In keeping with the Persons Living with Disability Act, the Ministry of Education has been feverishly working to ensure that children with special education needs are fully catered for within the public school system.
Speaking in the National Assembly during the recent budget debates, Minister of Education, Priya Manickchand made it clear that “we are going to be looking at making sure that our buildings are friendlier, so that we can cater for children with disabilities so that it does not affect their ability to learn.”
In this quest to improve the delivery of special education needs, the Minister said that her Ministry is committed to ensuring that education buildings are designed with those with special needs in mind. This will therefore see buildings being constructed with ramps and even suitable washroom facilities.
“We are committed and we are making sure that every building we build complies with the Person Living with Disability Act…” a passionate Manickchand told the House.
And efforts to improve the delivery of education among those with special education needs have already started since according to the Minister, moves have already been made to relocate the Blind Unit which was once housed at the St. Rose’s Secondary School. Those students, according to her, have been placed in another friendlier environment since September 2, 2013.
However, the Minister asserted that her Ministry is not by any means satisfied with what has been done with those with special needs education.
“We are not happy with that and we are recognising that we are not doing what we are suppose to do; we are not preparing our children with special education needs as best as we can and making them capable of meeting their maximum potential…we would be the first to tell you that we are not happy with the way the education sector has been catering for students with special education needs,” said Manickchand.
It was for this very reason, she said, that the Ministry had spearheaded a countrywide stakeholders’ consultation, which has helped to inform the work of the Ministry, over the next five years, in this regard.
“People have told us what they want; they want us to make sure we look at how we are preparing our teachers, so one of the things that is going to be done as a matter of priority over the next five years, is to make sure that all of the teachers coming out of CPCE are prepared for integrating special education needs children into the classroom,” assured Manickchand.
It was only earlier this year that the Minister intimated plans to give closer attention to teachers tasked with attending to special needs education children, whereby they are treated on par with other teachers.
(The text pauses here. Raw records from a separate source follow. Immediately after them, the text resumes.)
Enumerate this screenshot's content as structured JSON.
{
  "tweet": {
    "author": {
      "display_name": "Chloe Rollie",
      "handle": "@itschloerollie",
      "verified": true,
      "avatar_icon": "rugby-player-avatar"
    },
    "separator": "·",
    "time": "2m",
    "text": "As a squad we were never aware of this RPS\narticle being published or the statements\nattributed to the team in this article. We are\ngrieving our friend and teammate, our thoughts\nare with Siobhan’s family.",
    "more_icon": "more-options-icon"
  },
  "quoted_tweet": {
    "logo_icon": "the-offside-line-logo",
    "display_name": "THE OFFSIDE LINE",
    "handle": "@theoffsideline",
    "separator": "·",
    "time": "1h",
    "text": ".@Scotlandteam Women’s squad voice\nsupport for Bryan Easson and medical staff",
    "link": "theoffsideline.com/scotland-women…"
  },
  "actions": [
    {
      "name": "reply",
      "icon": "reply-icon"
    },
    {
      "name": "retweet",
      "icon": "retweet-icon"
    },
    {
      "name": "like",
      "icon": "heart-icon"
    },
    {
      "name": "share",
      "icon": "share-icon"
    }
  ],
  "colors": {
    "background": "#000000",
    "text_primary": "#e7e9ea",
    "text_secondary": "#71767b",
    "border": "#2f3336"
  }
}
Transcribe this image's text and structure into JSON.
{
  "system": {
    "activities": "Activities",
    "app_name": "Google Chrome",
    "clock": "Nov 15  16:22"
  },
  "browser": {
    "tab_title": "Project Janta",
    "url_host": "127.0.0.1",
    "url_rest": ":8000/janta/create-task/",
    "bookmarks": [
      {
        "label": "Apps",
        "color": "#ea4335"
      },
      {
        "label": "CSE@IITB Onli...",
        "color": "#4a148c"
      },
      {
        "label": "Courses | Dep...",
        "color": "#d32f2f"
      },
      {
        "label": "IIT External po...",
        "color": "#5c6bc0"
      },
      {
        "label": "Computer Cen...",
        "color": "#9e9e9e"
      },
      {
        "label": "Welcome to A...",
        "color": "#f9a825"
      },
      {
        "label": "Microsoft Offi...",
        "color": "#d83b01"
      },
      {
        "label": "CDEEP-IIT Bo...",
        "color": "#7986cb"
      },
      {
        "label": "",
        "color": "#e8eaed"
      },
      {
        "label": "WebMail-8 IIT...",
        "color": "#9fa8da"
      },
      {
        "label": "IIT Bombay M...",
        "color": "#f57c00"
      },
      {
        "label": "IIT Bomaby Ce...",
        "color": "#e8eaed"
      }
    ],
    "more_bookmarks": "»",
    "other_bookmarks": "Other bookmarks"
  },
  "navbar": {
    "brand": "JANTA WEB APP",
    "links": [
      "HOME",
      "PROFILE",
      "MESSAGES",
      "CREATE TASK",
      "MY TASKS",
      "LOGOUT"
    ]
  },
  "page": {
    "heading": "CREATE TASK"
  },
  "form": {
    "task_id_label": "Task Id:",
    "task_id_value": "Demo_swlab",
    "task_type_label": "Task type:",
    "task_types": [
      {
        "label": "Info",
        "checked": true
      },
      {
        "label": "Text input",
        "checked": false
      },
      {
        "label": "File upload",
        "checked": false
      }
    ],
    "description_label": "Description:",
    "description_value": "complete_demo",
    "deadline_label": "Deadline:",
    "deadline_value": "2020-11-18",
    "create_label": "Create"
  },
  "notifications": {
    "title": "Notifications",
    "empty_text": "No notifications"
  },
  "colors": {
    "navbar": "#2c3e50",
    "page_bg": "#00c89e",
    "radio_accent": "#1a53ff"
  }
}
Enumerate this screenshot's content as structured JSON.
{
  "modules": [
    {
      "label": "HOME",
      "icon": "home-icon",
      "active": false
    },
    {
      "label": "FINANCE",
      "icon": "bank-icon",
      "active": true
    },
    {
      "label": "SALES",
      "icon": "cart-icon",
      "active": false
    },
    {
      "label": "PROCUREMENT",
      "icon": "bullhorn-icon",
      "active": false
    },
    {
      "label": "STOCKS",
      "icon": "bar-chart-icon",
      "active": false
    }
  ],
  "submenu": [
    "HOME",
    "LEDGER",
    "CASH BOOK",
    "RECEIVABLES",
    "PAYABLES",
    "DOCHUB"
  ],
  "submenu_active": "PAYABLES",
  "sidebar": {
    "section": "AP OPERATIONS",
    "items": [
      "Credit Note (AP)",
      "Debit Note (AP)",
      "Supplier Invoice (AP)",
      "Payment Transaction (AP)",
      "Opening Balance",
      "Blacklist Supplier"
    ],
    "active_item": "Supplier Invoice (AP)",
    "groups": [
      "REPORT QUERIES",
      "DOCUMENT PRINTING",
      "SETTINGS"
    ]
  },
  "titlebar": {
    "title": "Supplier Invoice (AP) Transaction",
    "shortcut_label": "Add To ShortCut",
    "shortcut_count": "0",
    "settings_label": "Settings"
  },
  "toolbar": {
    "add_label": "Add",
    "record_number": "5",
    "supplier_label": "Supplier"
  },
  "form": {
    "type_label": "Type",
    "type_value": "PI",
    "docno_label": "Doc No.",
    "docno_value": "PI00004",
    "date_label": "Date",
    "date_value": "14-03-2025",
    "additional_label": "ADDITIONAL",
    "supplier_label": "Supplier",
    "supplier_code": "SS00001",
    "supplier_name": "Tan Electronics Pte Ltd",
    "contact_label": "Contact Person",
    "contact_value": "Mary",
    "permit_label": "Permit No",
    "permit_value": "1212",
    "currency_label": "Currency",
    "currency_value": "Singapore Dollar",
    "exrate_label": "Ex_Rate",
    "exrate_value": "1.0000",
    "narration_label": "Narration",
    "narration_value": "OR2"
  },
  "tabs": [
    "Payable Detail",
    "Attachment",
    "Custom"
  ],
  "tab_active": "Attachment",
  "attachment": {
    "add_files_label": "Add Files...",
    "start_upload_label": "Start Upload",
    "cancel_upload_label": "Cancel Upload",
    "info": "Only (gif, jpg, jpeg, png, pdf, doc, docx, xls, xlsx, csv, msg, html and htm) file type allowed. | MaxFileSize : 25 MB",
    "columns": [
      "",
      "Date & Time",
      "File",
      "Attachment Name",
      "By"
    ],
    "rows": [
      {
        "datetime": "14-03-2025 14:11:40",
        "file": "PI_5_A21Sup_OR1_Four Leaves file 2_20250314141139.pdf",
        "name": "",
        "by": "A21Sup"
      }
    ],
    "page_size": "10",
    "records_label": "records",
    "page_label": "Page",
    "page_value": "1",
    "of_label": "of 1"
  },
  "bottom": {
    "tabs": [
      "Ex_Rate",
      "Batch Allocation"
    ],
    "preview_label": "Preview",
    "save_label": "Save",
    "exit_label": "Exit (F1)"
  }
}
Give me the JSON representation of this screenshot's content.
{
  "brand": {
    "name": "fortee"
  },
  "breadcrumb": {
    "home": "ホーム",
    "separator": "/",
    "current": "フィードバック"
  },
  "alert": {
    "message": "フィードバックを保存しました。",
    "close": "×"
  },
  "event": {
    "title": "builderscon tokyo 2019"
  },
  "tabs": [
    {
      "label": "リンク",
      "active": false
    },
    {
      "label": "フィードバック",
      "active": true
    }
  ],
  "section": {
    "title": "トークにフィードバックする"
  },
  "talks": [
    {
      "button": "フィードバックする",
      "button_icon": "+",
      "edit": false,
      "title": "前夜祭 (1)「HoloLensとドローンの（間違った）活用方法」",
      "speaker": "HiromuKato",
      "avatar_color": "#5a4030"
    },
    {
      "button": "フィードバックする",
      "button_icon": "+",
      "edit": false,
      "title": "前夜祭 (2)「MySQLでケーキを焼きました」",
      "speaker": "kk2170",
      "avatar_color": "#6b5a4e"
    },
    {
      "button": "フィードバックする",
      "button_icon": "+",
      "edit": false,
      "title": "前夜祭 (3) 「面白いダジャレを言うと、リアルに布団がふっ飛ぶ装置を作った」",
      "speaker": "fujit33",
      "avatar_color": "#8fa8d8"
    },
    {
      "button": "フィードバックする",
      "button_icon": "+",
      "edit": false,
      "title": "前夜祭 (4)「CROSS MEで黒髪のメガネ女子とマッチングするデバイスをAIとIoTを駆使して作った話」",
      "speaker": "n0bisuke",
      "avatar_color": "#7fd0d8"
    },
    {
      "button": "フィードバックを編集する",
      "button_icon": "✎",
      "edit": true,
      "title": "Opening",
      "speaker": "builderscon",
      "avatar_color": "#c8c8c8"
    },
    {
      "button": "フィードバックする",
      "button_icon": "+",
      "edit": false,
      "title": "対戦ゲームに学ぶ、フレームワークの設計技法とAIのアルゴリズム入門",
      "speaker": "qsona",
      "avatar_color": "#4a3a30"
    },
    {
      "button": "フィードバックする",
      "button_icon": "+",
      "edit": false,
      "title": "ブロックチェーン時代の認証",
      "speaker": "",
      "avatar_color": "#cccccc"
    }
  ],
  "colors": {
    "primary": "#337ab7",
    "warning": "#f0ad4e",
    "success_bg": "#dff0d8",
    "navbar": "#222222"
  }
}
However, she disclosed that such a move will take some work on the part of the Ministry to ensure that this is realised.
Moreover, moves to ensure equality among teachers will see the Ministry seeking to revise regulations governing the operation of Special Needs teachers.
Currently, Special Needs education teachers are not eligible for promotion, a state of affairs that prompted Minister Manickchand to emphasise that “our teachers who have been teaching (Special Needs) have been extremely kind…but at the end of the day, people want promotion and so on. The system we have now does not allow a teacher teaching in a Special Needs School to be promoted and we are fixing that shortly,” declared the Minister.
She pointed out that the Ministry is intent on making sure that the teaching of special needs is seen as beneficial to teachers. As such, Manickchand disclosed that “…we are looking at what incentives are offered to teachers to deliver this very difficult programme.”
But since there are certainly not enough trained teachers to cater to this crucial area, the Minister said that efforts are being made to have greater focus on specifically training teachers in this regard.